## Working data

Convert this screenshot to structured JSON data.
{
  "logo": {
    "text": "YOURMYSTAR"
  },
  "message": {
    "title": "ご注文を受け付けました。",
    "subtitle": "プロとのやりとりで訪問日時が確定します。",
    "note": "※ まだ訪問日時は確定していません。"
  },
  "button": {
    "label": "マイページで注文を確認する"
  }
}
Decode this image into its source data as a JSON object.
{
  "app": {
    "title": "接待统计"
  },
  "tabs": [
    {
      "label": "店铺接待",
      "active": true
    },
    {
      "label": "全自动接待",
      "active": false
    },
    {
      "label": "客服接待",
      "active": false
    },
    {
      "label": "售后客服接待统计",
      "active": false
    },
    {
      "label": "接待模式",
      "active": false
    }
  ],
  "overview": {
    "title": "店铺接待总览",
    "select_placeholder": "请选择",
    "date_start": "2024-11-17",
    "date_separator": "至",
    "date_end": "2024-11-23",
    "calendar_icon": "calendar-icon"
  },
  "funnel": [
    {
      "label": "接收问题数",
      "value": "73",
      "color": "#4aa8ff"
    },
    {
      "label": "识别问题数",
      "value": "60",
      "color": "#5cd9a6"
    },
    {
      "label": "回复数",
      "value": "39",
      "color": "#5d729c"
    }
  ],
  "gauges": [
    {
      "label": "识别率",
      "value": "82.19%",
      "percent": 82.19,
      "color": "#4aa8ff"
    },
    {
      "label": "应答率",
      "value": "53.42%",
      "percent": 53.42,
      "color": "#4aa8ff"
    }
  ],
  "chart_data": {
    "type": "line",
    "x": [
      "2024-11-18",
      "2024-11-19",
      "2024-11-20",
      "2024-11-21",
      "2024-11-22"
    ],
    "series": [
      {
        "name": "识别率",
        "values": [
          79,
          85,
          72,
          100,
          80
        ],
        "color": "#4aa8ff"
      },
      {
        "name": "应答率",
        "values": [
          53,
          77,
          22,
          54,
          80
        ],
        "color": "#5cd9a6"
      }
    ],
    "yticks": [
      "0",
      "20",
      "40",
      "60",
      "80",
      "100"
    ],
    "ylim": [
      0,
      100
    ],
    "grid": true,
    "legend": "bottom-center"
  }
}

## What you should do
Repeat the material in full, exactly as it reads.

## Written solution
Convert this screenshot to structured JSON data.
{
  "logo": {
    "text": "YOURMYSTAR"
  },
  "message": {
    "title": "ご注文を受け付けました。",
    "subtitle": "プロとのやりとりで訪問日時が確定します。",
    "note": "※ まだ訪問日時は確定していません。"
  },
  "button": {
    "label": "マイページで注文を確認する"
  }
}
Decode this image into its source data as a JSON object.
{
  "app": {
    "title": "接待统计"
  },
  "tabs": [
    {
      "label": "店铺接待",
      "active": true
    },
    {
      "label": "全自动接待",
      "active": false
    },
    {
      "label": "客服接待",
      "active": false
    },
    {
      "label": "售后客服接待统计",
      "active": false
    },
    {
      "label": "接待模式",
      "active": false
    }
  ],
  "overview": {
    "title": "店铺接待总览",
    "select_placeholder": "请选择",
    "date_start": "2024-11-17",
    "date_separator": "至",
    "date_end": "2024-11-23",
    "calendar_icon": "calendar-icon"
  },
  "funnel": [
    {
      "label": "接收问题数",
      "value": "73",
      "color": "#4aa8ff"
    },
    {
      "label": "识别问题数",
      "value": "60",
      "color": "#5cd9a6"
    },
    {
      "label": "回复数",
      "value": "39",
      "color": "#5d729c"
    }
  ],
  "gauges": [
    {
      "label": "识别率",
      "value": "82.19%",
      "percent": 82.19,
      "color": "#4aa8ff"
    },
    {
      "label": "应答率",
      "value": "53.42%",
      "percent": 53.42,
      "color": "#4aa8ff"
    }
  ],
  "chart_data": {
    "type": "line",
    "x": [
      "2024-11-18",
      "2024-11-19",
      "2024-11-20",
      "2024-11-21",
      "2024-11-22"
    ],
    "series": [
      {
        "name": "识别率",
        "values": [
          79,
          85,
          72,
          100,
          80
        ],
        "color": "#4aa8ff"
      },
      {
        "name": "应答率",
        "values": [
          53,
          77,
          22,
          54,
          80
        ],
        "color": "#5cd9a6"
      }
    ],
    "yticks": [
      "0",
      "20",
      "40",
      "60",
      "80",
      "100"
    ],
    "ylim": [
      0,
      100
    ],
    "grid": true,
    "legend": "bottom-center"
  }
}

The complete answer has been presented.